Howdy - I'm not saying there might not be a source - just that any source can't really be very definite about the heights of Precambrian mountains. 12,000 m is a reasonable guess, but it is just a guess, even if based on things like metamorphic grade and tectonic structures. Cheers Geologyguy (talk) 03:42, 29 April 2008 (UTC)
I understand. I would add a reference for the 12,000 m since I found the source I was taking earlier, but I don't know how you reference books on Wikipedia (or can you?). Sorry if I sound ignorant; I'm a little irritated. Black Tusk 03:58, 29 April 2008 (UTC)

Books can certainly be cited - see here (and speaking as an old person, I'd consider most books to be generally more reliable than most online sources) -- but one sees all manner of citation formats for books -- if you list author, book title, publisher, date, and if possible page, that gives the important information. Cheers Geologyguy (talk) 14:21, 29 April 2008 (UTC)

Thanks. But what about if the book can't be found? Black Tusk 18:21, 29 April 2008 (UTC)
Hmmm, well, if you can't find it, I guess it would be pretty hard for others to find, so I guess it would not be a good reference then. Cheers Geologyguy (talk) 18:25, 29 April 2008 (UTC)
Nevermind. I found the book when I added the reference; it's in the Mississauga Library System catalogue. Black Tusk 18:35, 29 April 2008 (UTC)
Great! Thanks for persevering. ·:· Will Beback ·:· 23:45, 29 April 2008 (UTC)
Geologyguy you just gave me a good idea. Since you told me how to use book references, I will might as well add book references to other Wikipedia articles I created/expanded that included book infomation. Some of the infomation does not appear to be on the internet. For example, the Milbanke Sound Group on the coast of British Columbia are near remnants of an older (14 to 12 Ma) peralkine complex, which is believed to define the western end of the Anahim hotspot track. Like anomalously young volcanoes on other hotspot tracks, the relationship of the Milbanke Sound Group to the Anahim hotspot is controversial because there are significant differences in age compared to the other nearby Anahim volcanoes, which are the oldest (Miocene). Therefore I would consider most books to be generally more reliable than most online sources as well. Black Tusk 23:53, 29 April 2008 (UTC)

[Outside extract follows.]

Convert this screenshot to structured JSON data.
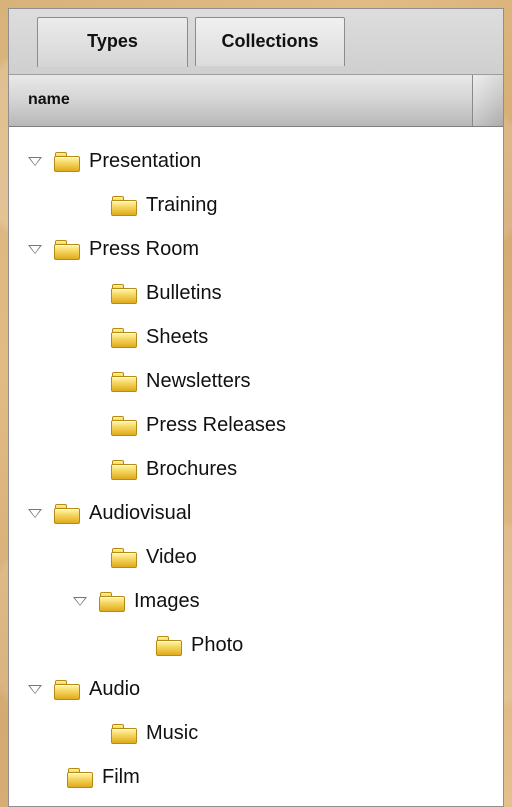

The Blues

I notice that you added the Blue Mountains to Blues (disambiguation). Is this range referred to as "The Blues"? -Freekee (talk) 00:32, 3 May 2008 (UTC)

Not sure, but I added it because it's a proper shortening for the Blue Mountains (e.g. the Rocky Mountains are commonly referred to as "The Rockies"). See Talk:Blue (disambiguation) for the issue. Black Tusk 00:34, 3 May 2008 (UTC)

Ellesmere Island

I noticed that you added a photo request to the talk page. I didn't add one but I did go over to the commons:Category:Ellesmere Island and populated it. I also created commons:Ellesmere Island and added a link to it from the Ellesmere Island article. You could probably find some pictures there to add to the article. Cheers. CambridgeBayWeather Have a gorilla 17:00, 3 May 2008 (UTC)

Thanks. I was going to add the mountain photos but I thought it would be too much geography. I guess it would make sense though because most of Ellesmere Island is mountainous...Black Tusk 17:03, 3 May 2008 (UTC)


Just stopping by with cookies for those editors who started new articles today. --Rosiestep (talk) 01:25, 6 May 2008 (UTC)